> [GOAL OF THE EXERCISE]
Copy every line that holds the string "Open" from the data below.

> [EXERCISE INPUT]
▶

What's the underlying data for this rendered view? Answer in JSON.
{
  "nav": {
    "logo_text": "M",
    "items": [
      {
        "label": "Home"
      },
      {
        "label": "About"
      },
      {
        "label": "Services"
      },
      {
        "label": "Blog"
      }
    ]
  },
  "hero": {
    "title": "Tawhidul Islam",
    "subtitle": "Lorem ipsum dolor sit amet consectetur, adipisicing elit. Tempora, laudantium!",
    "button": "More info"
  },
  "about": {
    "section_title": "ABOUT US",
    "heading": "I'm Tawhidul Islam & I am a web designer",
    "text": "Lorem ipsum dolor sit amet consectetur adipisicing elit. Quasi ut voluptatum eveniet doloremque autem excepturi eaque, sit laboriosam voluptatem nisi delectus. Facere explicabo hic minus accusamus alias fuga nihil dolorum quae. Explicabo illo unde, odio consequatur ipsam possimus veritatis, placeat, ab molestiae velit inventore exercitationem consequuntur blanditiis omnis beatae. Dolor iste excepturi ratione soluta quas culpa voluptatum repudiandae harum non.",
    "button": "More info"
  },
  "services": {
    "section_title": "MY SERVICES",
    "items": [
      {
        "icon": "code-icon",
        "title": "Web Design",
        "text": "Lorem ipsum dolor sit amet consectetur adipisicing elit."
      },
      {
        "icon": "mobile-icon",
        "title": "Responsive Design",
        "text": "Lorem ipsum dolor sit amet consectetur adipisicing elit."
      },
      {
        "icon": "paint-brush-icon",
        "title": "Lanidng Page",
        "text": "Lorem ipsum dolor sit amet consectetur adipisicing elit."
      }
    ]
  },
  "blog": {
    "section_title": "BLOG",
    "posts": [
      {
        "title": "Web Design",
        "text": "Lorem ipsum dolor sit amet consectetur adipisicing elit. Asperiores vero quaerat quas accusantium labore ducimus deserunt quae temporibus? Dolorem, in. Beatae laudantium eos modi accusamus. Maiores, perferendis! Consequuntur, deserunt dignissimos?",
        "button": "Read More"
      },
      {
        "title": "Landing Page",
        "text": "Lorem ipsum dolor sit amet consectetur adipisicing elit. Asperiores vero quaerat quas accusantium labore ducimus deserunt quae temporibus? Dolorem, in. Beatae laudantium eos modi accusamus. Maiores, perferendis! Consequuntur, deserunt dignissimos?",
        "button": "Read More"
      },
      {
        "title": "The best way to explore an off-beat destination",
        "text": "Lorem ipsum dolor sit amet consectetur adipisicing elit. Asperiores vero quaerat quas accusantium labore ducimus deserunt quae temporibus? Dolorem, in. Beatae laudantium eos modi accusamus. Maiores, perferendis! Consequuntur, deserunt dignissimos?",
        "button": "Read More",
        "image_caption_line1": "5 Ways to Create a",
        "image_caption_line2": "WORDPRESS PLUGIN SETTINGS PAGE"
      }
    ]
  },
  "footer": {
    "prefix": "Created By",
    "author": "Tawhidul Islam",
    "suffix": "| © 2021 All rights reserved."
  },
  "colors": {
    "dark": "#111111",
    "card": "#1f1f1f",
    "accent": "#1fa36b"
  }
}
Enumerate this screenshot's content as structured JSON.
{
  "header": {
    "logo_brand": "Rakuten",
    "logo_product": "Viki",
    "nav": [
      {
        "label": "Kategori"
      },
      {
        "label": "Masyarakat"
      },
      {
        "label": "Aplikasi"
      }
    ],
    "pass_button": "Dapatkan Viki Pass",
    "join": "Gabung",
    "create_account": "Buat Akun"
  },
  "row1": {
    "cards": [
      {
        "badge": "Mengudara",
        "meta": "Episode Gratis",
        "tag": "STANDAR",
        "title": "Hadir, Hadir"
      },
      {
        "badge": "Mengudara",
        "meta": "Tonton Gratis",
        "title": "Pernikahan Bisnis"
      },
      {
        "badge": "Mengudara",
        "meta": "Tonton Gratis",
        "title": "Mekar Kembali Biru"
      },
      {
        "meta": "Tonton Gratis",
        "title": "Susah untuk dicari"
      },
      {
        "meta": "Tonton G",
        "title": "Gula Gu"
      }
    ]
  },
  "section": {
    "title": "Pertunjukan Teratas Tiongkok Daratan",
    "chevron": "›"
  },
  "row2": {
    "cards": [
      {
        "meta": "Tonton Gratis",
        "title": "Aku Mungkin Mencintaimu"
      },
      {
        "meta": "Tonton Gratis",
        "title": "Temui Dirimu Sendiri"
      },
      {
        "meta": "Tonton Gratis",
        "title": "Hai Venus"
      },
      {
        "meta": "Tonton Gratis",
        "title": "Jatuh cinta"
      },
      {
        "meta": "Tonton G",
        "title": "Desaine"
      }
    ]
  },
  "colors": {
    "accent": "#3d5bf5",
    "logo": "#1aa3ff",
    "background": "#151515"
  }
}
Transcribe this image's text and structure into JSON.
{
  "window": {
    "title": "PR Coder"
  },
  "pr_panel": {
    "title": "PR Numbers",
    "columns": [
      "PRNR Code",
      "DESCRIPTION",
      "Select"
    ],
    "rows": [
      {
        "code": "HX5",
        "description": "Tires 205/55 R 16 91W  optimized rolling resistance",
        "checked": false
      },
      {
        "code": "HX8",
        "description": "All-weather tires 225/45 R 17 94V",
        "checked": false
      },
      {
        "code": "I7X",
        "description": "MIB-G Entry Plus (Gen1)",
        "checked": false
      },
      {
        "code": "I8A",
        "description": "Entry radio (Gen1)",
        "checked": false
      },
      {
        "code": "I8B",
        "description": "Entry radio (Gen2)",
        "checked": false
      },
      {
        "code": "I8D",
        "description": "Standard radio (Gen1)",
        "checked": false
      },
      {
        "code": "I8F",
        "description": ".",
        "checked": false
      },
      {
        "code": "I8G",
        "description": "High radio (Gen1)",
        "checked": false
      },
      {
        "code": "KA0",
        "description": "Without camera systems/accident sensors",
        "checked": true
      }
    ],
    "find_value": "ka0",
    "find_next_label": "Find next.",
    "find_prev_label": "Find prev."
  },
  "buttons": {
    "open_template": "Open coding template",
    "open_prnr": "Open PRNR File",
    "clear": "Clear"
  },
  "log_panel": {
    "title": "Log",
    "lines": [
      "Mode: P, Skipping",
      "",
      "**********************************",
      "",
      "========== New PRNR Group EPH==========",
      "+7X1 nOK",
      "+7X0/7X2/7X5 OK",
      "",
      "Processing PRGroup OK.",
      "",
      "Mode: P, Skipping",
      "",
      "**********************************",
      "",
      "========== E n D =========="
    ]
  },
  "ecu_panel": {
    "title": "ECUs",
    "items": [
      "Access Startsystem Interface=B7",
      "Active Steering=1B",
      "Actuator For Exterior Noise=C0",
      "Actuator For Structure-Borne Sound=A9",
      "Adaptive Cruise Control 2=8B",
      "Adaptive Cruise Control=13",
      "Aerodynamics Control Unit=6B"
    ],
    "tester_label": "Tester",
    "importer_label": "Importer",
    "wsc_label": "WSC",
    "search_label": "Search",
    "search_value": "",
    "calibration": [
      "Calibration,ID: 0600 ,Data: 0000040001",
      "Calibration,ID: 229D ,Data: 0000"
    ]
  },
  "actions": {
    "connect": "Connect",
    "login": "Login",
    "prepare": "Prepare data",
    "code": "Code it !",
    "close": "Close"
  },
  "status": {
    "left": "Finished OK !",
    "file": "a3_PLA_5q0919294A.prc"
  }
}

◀

> [TASK ANSWER]
    "open_template": "Open coding template",
    "open_prnr": "Open PRNR File",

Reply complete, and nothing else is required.